From Idea to 8-Figure Exit in 10 Years Flat — Aaron Foss, Nomorobo

From Idea to 8-Figure Exit in 10 Years Flat — Aaron Foss, Nomorobo

On the podcast: The ultimate freemium strategy, making low-risk bets with potentially asymmetrical outcomes, and how Aaron bounced back after almost running out of money.

On the podcast: The ultimate freemium strategy, making low-risk bets with potentially asymmetrical outcomes, and how Aaron bounced back after almost running out of money.

Top Takeaways

📐As an app startup, while in the early stages of growth, you need to find the one KPI that you’re going to choose to focus on. “Startups can do one thing, barely,” says Foss, so find the KPI that shows that your app is working as intended and that users are finding value. For Nomorobo, this was robocalls blocked; if this KPI grew, then the app was doing its job and users were signing up.

🚀 Not every launch needs to go off with a bang. For Aaron Foss, there’s too much that can go wrong. Soft launches allow you to launch when you’re ready, not when your deadline says you are. You have the benefit of seeing and catching bugs before your app becomes overwhelmed with users.

🌱 To grow organically, and only organically, requires that you find the growth “hacks” that leverage what you already have. For Nomorobo, this meant making use of a free web user base to promote the paid app; programmatic SEO landing pages built using the data they were collecting; and using that data to outreach to the press with relevant stories.

🔎 The benefit of growing slowly and sustainably is that constraints lead to greater focus. When raising money to accelerate your business, it’s easy to overextend and do too many things at once. A slow, gradual approach forces you to focus on what’s the most important thing right now.

🛣️ Freemium works best when you consider it a user acquisition path, not a revenue model, and when those free users deliver additional business value. Being free will bring you more users, but what else do those free users deliver to your business?

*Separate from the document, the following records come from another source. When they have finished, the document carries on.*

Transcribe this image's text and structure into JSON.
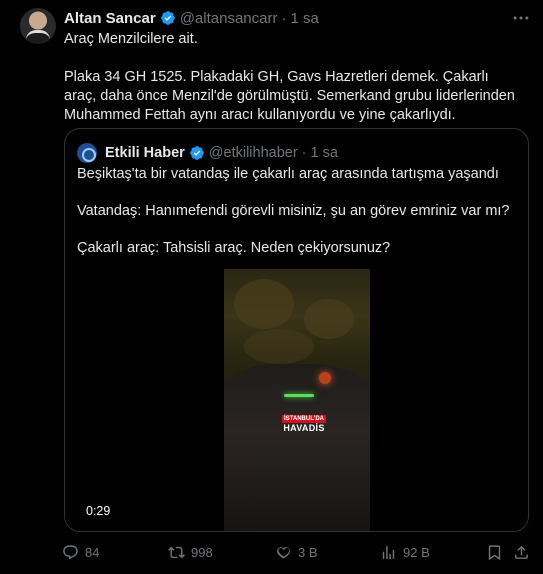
{
  "tweet": {
    "author_name": "Altan Sancar",
    "author_handle": "@altansancarr",
    "separator": "·",
    "time": "1 sa",
    "line1": "Araç Menzilcilere ait.",
    "line2": "Plaka 34 GH 1525. Plakadaki GH, Gavs Hazretleri demek. Çakarlı araç, daha önce Menzil'de görülmüştü.  Semerkand grubu liderlerinden Muhammed Fettah aynı aracı kullanıyordu ve yine çakarlıydı."
  },
  "quote": {
    "author_name": "Etkili Haber",
    "author_handle": "@etkilihhaber",
    "separator": "·",
    "time": "1 sa",
    "line1": "Beşiktaş'ta bir vatandaş ile çakarlı araç arasında tartışma yaşandı",
    "line2": "Vatandaş: Hanımefendi görevli misiniz, şu an görev emriniz var mı?",
    "line3": "Çakarlı araç: Tahsisli araç. Neden çekiyorsunuz?",
    "video": {
      "timecode": "0:29",
      "watermark_top": "İSTANBUL'DA",
      "watermark_bottom": "HAVADİS"
    }
  },
  "actions": {
    "replies": "84",
    "reposts": "998",
    "likes": "3 B",
    "views": "92 B"
  },
  "icons": {
    "verified": "verified-badge-icon",
    "more": "more-horizontal-icon",
    "reply": "reply-icon",
    "repost": "repost-icon",
    "like": "heart-icon",
    "views": "views-chart-icon",
    "bookmark": "bookmark-icon",
    "share": "share-icon"
  },
  "colors": {
    "background": "#000000",
    "text": "#e7e9ea",
    "muted": "#71767b",
    "border": "#2f3336",
    "verified": "#1d9bf0",
    "watermark_red": "#d3141f"
  }
}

For Nomorobo, free users on the landline side bring in data to improve the mobile product, which can then be upsold to turn free users into paid.

About Aaron Foss

👨‍💻 Founder of Nomorobo, an app that stops annoying robocalls and spam texts forever.

💪 With a background in programming and an MBA, Aaron built an entire product to stop robocalls from the ground up.

💡 “This is Apple’s world: We just live in it. How insane is it to start an app company building an app that is against App Store rule?”

👋 LinkedIn | X, formerly known as Twitter

Links & Resources

Connect with Aaron via LinkedIn

Check out Nomorobo

Check out this Mixergy interview about Aaron’s entrepreneurship journey

Read up on how Aaron beat robocalls for good

Episode Highlights

[1:25] The end of apps?: Aaron was between selling his last company and looking for the next challenge when the clarion call came from the FTC to tackle robocalls.

[3:46] From telephony to commerce: For Aaron, $50K signaled that there was a big incentive to solve the problem of robocalls. The size of the bounty drove him to try to develop an innovative solution using existing technology.

[12:26] Close to the chest: Getting a product out validates whether spending your life building it is a good idea or not. Aaron found that the only way to win the competition was using SimRing, but he didn’t go into detail when pitching it.

[13:39] Post-win gameplan: Twilio (and a lot of negotiation) was the key to building the foundations of early Nomorobo.

[17:44] Monetization turning point: As one of the first subscription apps with in-app purchases, Nomorobo’s inflection point was the introduction of mobile apps. It turned out that a price point of $1.99 was cheaper when running with Apple.

[21:47] Big bang, no thanks: The demand to solve the problem of spammy robocalls meant Nomorobo never needed to do any paid acquisition.

[25:43] Hiring decisions: Going from solo to building a team is never an easy leap. Aaron found that the first step was to break off customer support, and another key was to work with contractors while remaining small and scrappy.

[30:59] Relaxed raising: The company found that raising on an as-needed basis worked perfectly well for their setup, but it didn’t come without its trials. Case in point: the white-knuckle $944 in the bank account that Aaron admits they were lucky to pull off.

[35:16] Top growth levers: While Nomorobo never paid for advertising, it had to grow. How did it manage to, and why is landline protection still free?

[42:38] Press management: With landline freemium strategy and programmatic SEO locked down, the next phase was managing press and getting featured by Apple.

[47:41] Life-changing money: Like Frank Sinatra, Aaron did things his way. He shares the story of the eight-figure exit.

[53:17] Value creation: If you want to run a business, it must create value. The more value you create, the more money you make.